With those in the business of data craft becoming smarter and craftier at faking what looks like authentic behavior on social media, what does this mean for us? Put simply, it will become more difficult for us to discern ‘real’ users and authentic account activities from fake, spammy, and malicious manipulations,” said Acker in a recent Data & Society report.
But there is a sense of hope, which according to Acker, lies in the metadata itself. “Metadata features such as account name, account image, number of likes, tags, and date of post can provide activity frequency signals that serve as clues for suspicious activity.” “Reading metadata surrounding sockpuppet accounts will often reveal intentions, slippages, and noise –which can further reveal automated manipulation,” claims Acker.

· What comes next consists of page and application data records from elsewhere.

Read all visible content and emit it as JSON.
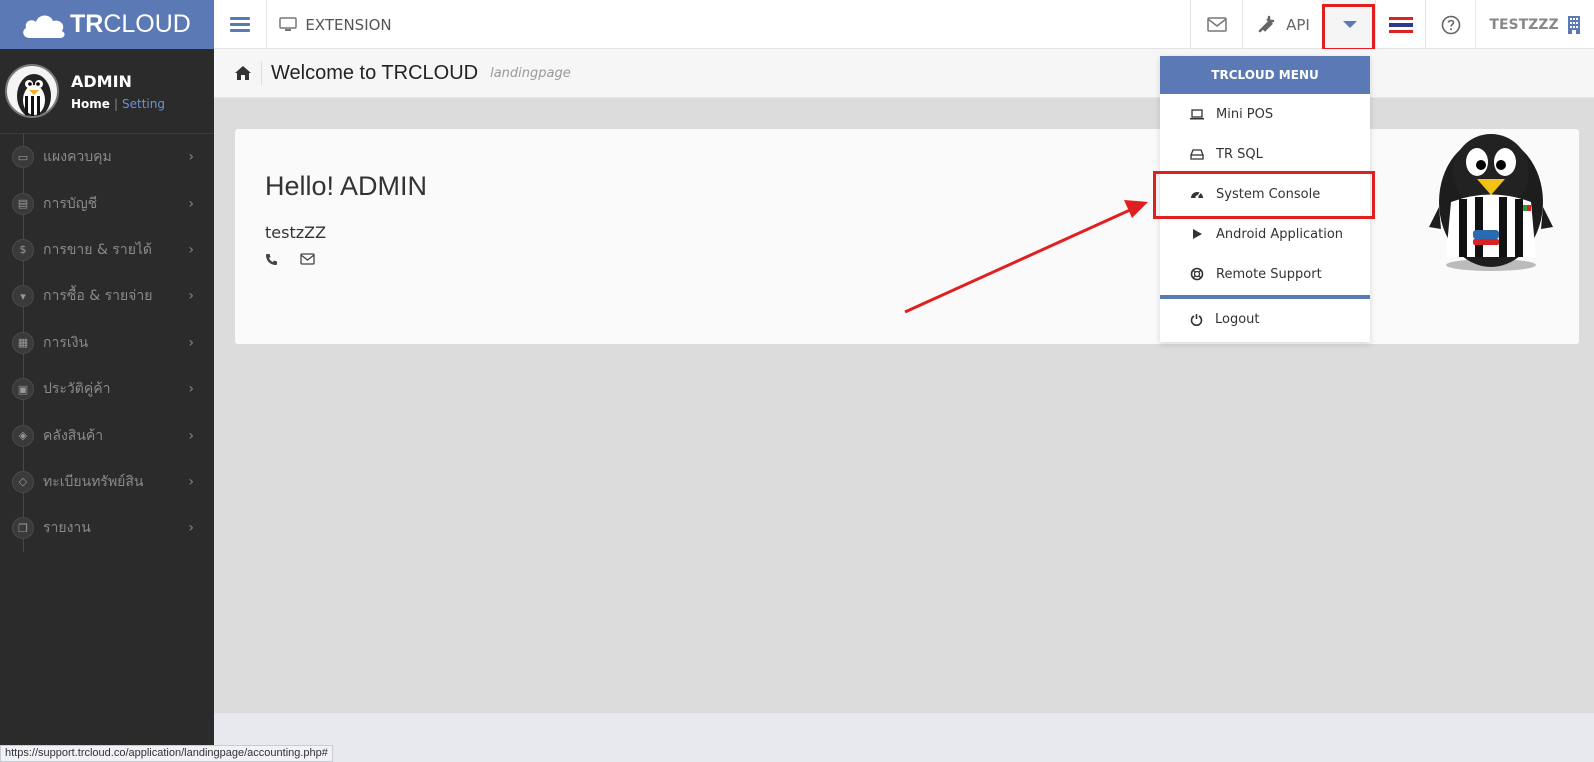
{
  "brand": {
    "bold": "TR",
    "light": "CLOUD"
  },
  "topbar": {
    "extension_label": "EXTENSION",
    "api_label": "API",
    "user_label": "TESTZZZ"
  },
  "sidebar": {
    "profile": {
      "name": "ADMIN",
      "home_link": "Home",
      "separator": "|",
      "setting_link": "Setting"
    },
    "items": [
      {
        "label": "แผงควบคุม",
        "icon": "monitor-icon"
      },
      {
        "label": "การบัญชี",
        "icon": "book-icon"
      },
      {
        "label": "การขาย & รายได้",
        "icon": "dollar-icon"
      },
      {
        "label": "การซื้อ & รายจ่าย",
        "icon": "cart-icon"
      },
      {
        "label": "การเงิน",
        "icon": "calendar-icon"
      },
      {
        "label": "ประวัติคู่ค้า",
        "icon": "contact-book-icon"
      },
      {
        "label": "คลังสินค้า",
        "icon": "cubes-icon"
      },
      {
        "label": "ทะเบียนทรัพย์สิน",
        "icon": "diamond-icon"
      },
      {
        "label": "รายงาน",
        "icon": "copy-icon"
      }
    ]
  },
  "page": {
    "title": "Welcome to TRCLOUD",
    "subtitle": "landingpage",
    "greeting": "Hello! ADMIN",
    "company": "testzZZ"
  },
  "menu": {
    "header": "TRCLOUD MENU",
    "items": [
      {
        "label": "Mini POS",
        "icon": "laptop-icon"
      },
      {
        "label": "TR SQL",
        "icon": "hdd-icon"
      },
      {
        "label": "System Console",
        "icon": "dashboard-icon"
      },
      {
        "label": "Android Application",
        "icon": "play-icon"
      },
      {
        "label": "Remote Support",
        "icon": "lifebuoy-icon"
      }
    ],
    "logout": "Logout"
  },
  "statusbar": {
    "url": "https://support.trcloud.co/application/landingpage/accounting.php#"
  },
  "colors": {
    "brand": "#5b7ab5",
    "sidebar": "#2b2b2b",
    "highlight": "#e02020"
  }
}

“By identifying and understanding disinformation tactics as data craftwork, information researchers can read social media metadata just as closely as algorithms do, and possibly with more precision than the platforms’ moderation tools,” says Acker.Closely examining metadata such as the rapidity of account activity, follower/audience counts, post timestamps, media content, user bios, and location data, has led to thousands of fake accounts being detected by social media researchers and tech journalists.
So while we may not be able to beat bots and manipulators at their data craft game, the future is hopeful when it comes to detecting and identifying disinformation. Understanding data craft and how it can manifest in the world of social media and metadata is the first step. The second is reading metadata that has been gamed, exploited, or changed. This, according to Acker, promises a new method for tracing the spread of misinformation and disinformation campaigns on social media platforms. It will also improve data literacy among citizens by providing a method to judge whether messages are authentic or deceptive.
Acker plans to use the case studies of “reading metadata” in her INF384M Theories and Applications of Metadata course in spring 2019 at the Texas iSchool. She hopes that her research will help educators, journalists, policy makers, technologists, and early-career professionals like students understand how bad actors can manipulate metadata to create disinformation campaigns. “The acquisition of this information and understanding is empowering and gives us an advantage in terms of deciphering which information is real and which is fake or manipulated.”
For additional tips on reading metadata, see Dr. Amelia Acker’s latest Data & Society report: The Manipulation of Social Media Metadata.